*Exercise requirements*:
When copying the records below, keep every word as it is and drop the images.

*Record set*:

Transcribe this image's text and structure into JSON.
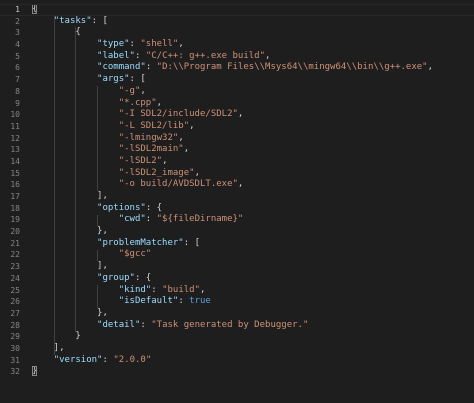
{
  "editor": {
    "line_numbers": [
      "1",
      "2",
      "3",
      "4",
      "5",
      "6",
      "7",
      "8",
      "9",
      "10",
      "11",
      "12",
      "13",
      "14",
      "15",
      "16",
      "17",
      "18",
      "19",
      "20",
      "21",
      "22",
      "23",
      "24",
      "25",
      "26",
      "27",
      "28",
      "29",
      "30",
      "31",
      "32"
    ],
    "lines": [
      [
        {
          "t": "{",
          "c": "p",
          "hl": true
        }
      ],
      [
        {
          "t": "    ",
          "c": "p"
        },
        {
          "t": "\"tasks\"",
          "c": "k"
        },
        {
          "t": ": [",
          "c": "p"
        }
      ],
      [
        {
          "t": "        {",
          "c": "p"
        }
      ],
      [
        {
          "t": "            ",
          "c": "p"
        },
        {
          "t": "\"type\"",
          "c": "k"
        },
        {
          "t": ": ",
          "c": "p"
        },
        {
          "t": "\"shell\"",
          "c": "s"
        },
        {
          "t": ",",
          "c": "p"
        }
      ],
      [
        {
          "t": "            ",
          "c": "p"
        },
        {
          "t": "\"label\"",
          "c": "k"
        },
        {
          "t": ": ",
          "c": "p"
        },
        {
          "t": "\"C/C++: g++.exe build\"",
          "c": "s"
        },
        {
          "t": ",",
          "c": "p"
        }
      ],
      [
        {
          "t": "            ",
          "c": "p"
        },
        {
          "t": "\"command\"",
          "c": "k"
        },
        {
          "t": ": ",
          "c": "p"
        },
        {
          "t": "\"D:\\\\Program Files\\\\Msys64\\\\mingw64\\\\bin\\\\g++.exe\"",
          "c": "s"
        },
        {
          "t": ",",
          "c": "p"
        }
      ],
      [
        {
          "t": "            ",
          "c": "p"
        },
        {
          "t": "\"args\"",
          "c": "k"
        },
        {
          "t": ": [",
          "c": "p"
        }
      ],
      [
        {
          "t": "                ",
          "c": "p"
        },
        {
          "t": "\"-g\"",
          "c": "s"
        },
        {
          "t": ",",
          "c": "p"
        }
      ],
      [
        {
          "t": "                ",
          "c": "p"
        },
        {
          "t": "\"*.cpp\"",
          "c": "s"
        },
        {
          "t": ",",
          "c": "p"
        }
      ],
      [
        {
          "t": "                ",
          "c": "p"
        },
        {
          "t": "\"-I SDL2/include/SDL2\"",
          "c": "s"
        },
        {
          "t": ",",
          "c": "p"
        }
      ],
      [
        {
          "t": "                ",
          "c": "p"
        },
        {
          "t": "\"-L SDL2/lib\"",
          "c": "s"
        },
        {
          "t": ",",
          "c": "p"
        }
      ],
      [
        {
          "t": "                ",
          "c": "p"
        },
        {
          "t": "\"-lmingw32\"",
          "c": "s"
        },
        {
          "t": ",",
          "c": "p"
        }
      ],
      [
        {
          "t": "                ",
          "c": "p"
        },
        {
          "t": "\"-lSDL2main\"",
          "c": "s"
        },
        {
          "t": ",",
          "c": "p"
        }
      ],
      [
        {
          "t": "                ",
          "c": "p"
        },
        {
          "t": "\"-lSDL2\"",
          "c": "s"
        },
        {
          "t": ",",
          "c": "p"
        }
      ],
      [
        {
          "t": "                ",
          "c": "p"
        },
        {
          "t": "\"-lSDL2_image\"",
          "c": "s"
        },
        {
          "t": ",",
          "c": "p"
        }
      ],
      [
        {
          "t": "                ",
          "c": "p"
        },
        {
          "t": "\"-o build/AVDSDLT.exe\"",
          "c": "s"
        },
        {
          "t": ",",
          "c": "p"
        }
      ],
      [
        {
          "t": "            ],",
          "c": "p"
        }
      ],
      [
        {
          "t": "            ",
          "c": "p"
        },
        {
          "t": "\"options\"",
          "c": "k"
        },
        {
          "t": ": {",
          "c": "p"
        }
      ],
      [
        {
          "t": "                ",
          "c": "p"
        },
        {
          "t": "\"cwd\"",
          "c": "k"
        },
        {
          "t": ": ",
          "c": "p"
        },
        {
          "t": "\"${fileDirname}\"",
          "c": "s"
        }
      ],
      [
        {
          "t": "            },",
          "c": "p"
        }
      ],
      [
        {
          "t": "            ",
          "c": "p"
        },
        {
          "t": "\"problemMatcher\"",
          "c": "k"
        },
        {
          "t": ": [",
          "c": "p"
        }
      ],
      [
        {
          "t": "                ",
          "c": "p"
        },
        {
          "t": "\"$gcc\"",
          "c": "s"
        }
      ],
      [
        {
          "t": "            ],",
          "c": "p"
        }
      ],
      [
        {
          "t": "            ",
          "c": "p"
        },
        {
          "t": "\"group\"",
          "c": "k"
        },
        {
          "t": ": {",
          "c": "p"
        }
      ],
      [
        {
          "t": "                ",
          "c": "p"
        },
        {
          "t": "\"kind\"",
          "c": "k"
        },
        {
          "t": ": ",
          "c": "p"
        },
        {
          "t": "\"build\"",
          "c": "s"
        },
        {
          "t": ",",
          "c": "p"
        }
      ],
      [
        {
          "t": "                ",
          "c": "p"
        },
        {
          "t": "\"isDefault\"",
          "c": "k"
        },
        {
          "t": ": ",
          "c": "p"
        },
        {
          "t": "true",
          "c": "b"
        }
      ],
      [
        {
          "t": "            },",
          "c": "p"
        }
      ],
      [
        {
          "t": "            ",
          "c": "p"
        },
        {
          "t": "\"detail\"",
          "c": "k"
        },
        {
          "t": ": ",
          "c": "p"
        },
        {
          "t": "\"Task generated by Debugger.\"",
          "c": "s"
        }
      ],
      [
        {
          "t": "        }",
          "c": "p"
        }
      ],
      [
        {
          "t": "    ],",
          "c": "p"
        }
      ],
      [
        {
          "t": "    ",
          "c": "p"
        },
        {
          "t": "\"version\"",
          "c": "k"
        },
        {
          "t": ": ",
          "c": "p"
        },
        {
          "t": "\"2.0.0\"",
          "c": "s"
        }
      ],
      [
        {
          "t": "}",
          "c": "p",
          "hl": true
        }
      ]
    ],
    "active_line": 1,
    "colors": {
      "background": "#1e1e1e",
      "key": "#9cdcfe",
      "string": "#ce9178",
      "boolean": "#569cd6",
      "punctuation": "#d4d4d4",
      "line_number": "#858585"
    }
  }
}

*Output for this exercise*:
Transcribe this image's text and structure into JSON.
{
  "editor": {
    "line_numbers": [
      "1",
      "2",
      "3",
      "4",
      "5",
      "6",
      "7",
      "8",
      "9",
      "10",
      "11",
      "12",
      "13",
      "14",
      "15",
      "16",
      "17",
      "18",
      "19",
      "20",
      "21",
      "22",
      "23",
      "24",
      "25",
      "26",
      "27",
      "28",
      "29",
      "30",
      "31",
      "32"
    ],
    "lines": [
      [
        {
          "t": "{",
          "c": "p",
          "hl": true
        }
      ],
      [
        {
          "t": "    ",
          "c": "p"
        },
        {
          "t": "\"tasks\"",
          "c": "k"
        },
        {
          "t": ": [",
          "c": "p"
        }
      ],
      [
        {
          "t": "        {",
          "c": "p"
        }
      ],
      [
        {
          "t": "            ",
          "c": "p"
        },
        {
          "t": "\"type\"",
          "c": "k"
        },
        {
          "t": ": ",
          "c": "p"
        },
        {
          "t": "\"shell\"",
          "c": "s"
        },
        {
          "t": ",",
          "c": "p"
        }
      ],
      [
        {
          "t": "            ",
          "c": "p"
        },
        {
          "t": "\"label\"",
          "c": "k"
        },
        {
          "t": ": ",
          "c": "p"
        },
        {
          "t": "\"C/C++: g++.exe build\"",
          "c": "s"
        },
        {
          "t": ",",
          "c": "p"
        }
      ],
      [
        {
          "t": "            ",
          "c": "p"
        },
        {
          "t": "\"command\"",
          "c": "k"
        },
        {
          "t": ": ",
          "c": "p"
        },
        {
          "t": "\"D:\\\\Program Files\\\\Msys64\\\\mingw64\\\\bin\\\\g++.exe\"",
          "c": "s"
        },
        {
          "t": ",",
          "c": "p"
        }
      ],
      [
        {
          "t": "            ",
          "c": "p"
        },
        {
          "t": "\"args\"",
          "c": "k"
        },
        {
          "t": ": [",
          "c": "p"
        }
      ],
      [
        {
          "t": "                ",
          "c": "p"
        },
        {
          "t": "\"-g\"",
          "c": "s"
        },
        {
          "t": ",",
          "c": "p"
        }
      ],
      [
        {
          "t": "                ",
          "c": "p"
        },
        {
          "t": "\"*.cpp\"",
          "c": "s"
        },
        {
          "t": ",",
          "c": "p"
        }
      ],
      [
        {
          "t": "                ",
          "c": "p"
        },
        {
          "t": "\"-I SDL2/include/SDL2\"",
          "c": "s"
        },
        {
          "t": ",",
          "c": "p"
        }
      ],
      [
        {
          "t": "                ",
          "c": "p"
        },
        {
          "t": "\"-L SDL2/lib\"",
          "c": "s"
        },
        {
          "t": ",",
          "c": "p"
        }
      ],
      [
        {
          "t": "                ",
          "c": "p"
        },
        {
          "t": "\"-lmingw32\"",
          "c": "s"
        },
        {
          "t": ",",
          "c": "p"
        }
      ],
      [
        {
          "t": "                ",
          "c": "p"
        },
        {
          "t": "\"-lSDL2main\"",
          "c": "s"
        },
        {
          "t": ",",
          "c": "p"
        }
      ],
      [
        {
          "t": "                ",
          "c": "p"
        },
        {
          "t": "\"-lSDL2\"",
          "c": "s"
        },
        {
          "t": ",",
          "c": "p"
        }
      ],
      [
        {
          "t": "                ",
          "c": "p"
        },
        {
          "t": "\"-lSDL2_image\"",
          "c": "s"
        },
        {
          "t": ",",
          "c": "p"
        }
      ],
      [
        {
          "t": "                ",
          "c": "p"
        },
        {
          "t": "\"-o build/AVDSDLT.exe\"",
          "c": "s"
        },
        {
          "t": ",",
          "c": "p"
        }
      ],
      [
        {
          "t": "            ],",
          "c": "p"
        }
      ],
      [
        {
          "t": "            ",
          "c": "p"
        },
        {
          "t": "\"options\"",
          "c": "k"
        },
        {
          "t": ": {",
          "c": "p"
        }
      ],
      [
        {
          "t": "                ",
          "c": "p"
        },
        {
          "t": "\"cwd\"",
          "c": "k"
        },
        {
          "t": ": ",
          "c": "p"
        },
        {
          "t": "\"${fileDirname}\"",
          "c": "s"
        }
      ],
      [
        {
          "t": "            },",
          "c": "p"
        }
      ],
      [
        {
          "t": "            ",
          "c": "p"
        },
        {
          "t": "\"problemMatcher\"",
          "c": "k"
        },
        {
          "t": ": [",
          "c": "p"
        }
      ],
      [
        {
          "t": "                ",
          "c": "p"
        },
        {
          "t": "\"$gcc\"",
          "c": "s"
        }
      ],
      [
        {
          "t": "            ],",
          "c": "p"
        }
      ],
      [
        {
          "t": "            ",
          "c": "p"
        },
        {
          "t": "\"group\"",
          "c": "k"
        },
        {
          "t": ": {",
          "c": "p"
        }
      ],
      [
        {
          "t": "                ",
          "c": "p"
        },
        {
          "t": "\"kind\"",
          "c": "k"
        },
        {
          "t": ": ",
          "c": "p"
        },
        {
          "t": "\"build\"",
          "c": "s"
        },
        {
          "t": ",",
          "c": "p"
        }
      ],
      [
        {
          "t": "                ",
          "c": "p"
        },
        {
          "t": "\"isDefault\"",
          "c": "k"
        },
        {
          "t": ": ",
          "c": "p"
        },
        {
          "t": "true",
          "c": "b"
        }
      ],
      [
        {
          "t": "            },",
          "c": "p"
        }
      ],
      [
        {
          "t": "            ",
          "c": "p"
        },
        {
          "t": "\"detail\"",
          "c": "k"
        },
        {
          "t": ": ",
          "c": "p"
        },
        {
          "t": "\"Task generated by Debugger.\"",
          "c": "s"
        }
      ],
      [
        {
          "t": "        }",
          "c": "p"
        }
      ],
      [
        {
          "t": "    ],",
          "c": "p"
        }
      ],
      [
        {
          "t": "    ",
          "c": "p"
        },
        {
          "t": "\"version\"",
          "c": "k"
        },
        {
          "t": ": ",
          "c": "p"
        },
        {
          "t": "\"2.0.0\"",
          "c": "s"
        }
      ],
      [
        {
          "t": "}",
          "c": "p",
          "hl": true
        }
      ]
    ],
    "active_line": 1,
    "colors": {
      "background": "#1e1e1e",
      "key": "#9cdcfe",
      "string": "#ce9178",
      "boolean": "#569cd6",
      "punctuation": "#d4d4d4",
      "line_number": "#858585"
    }
  }
}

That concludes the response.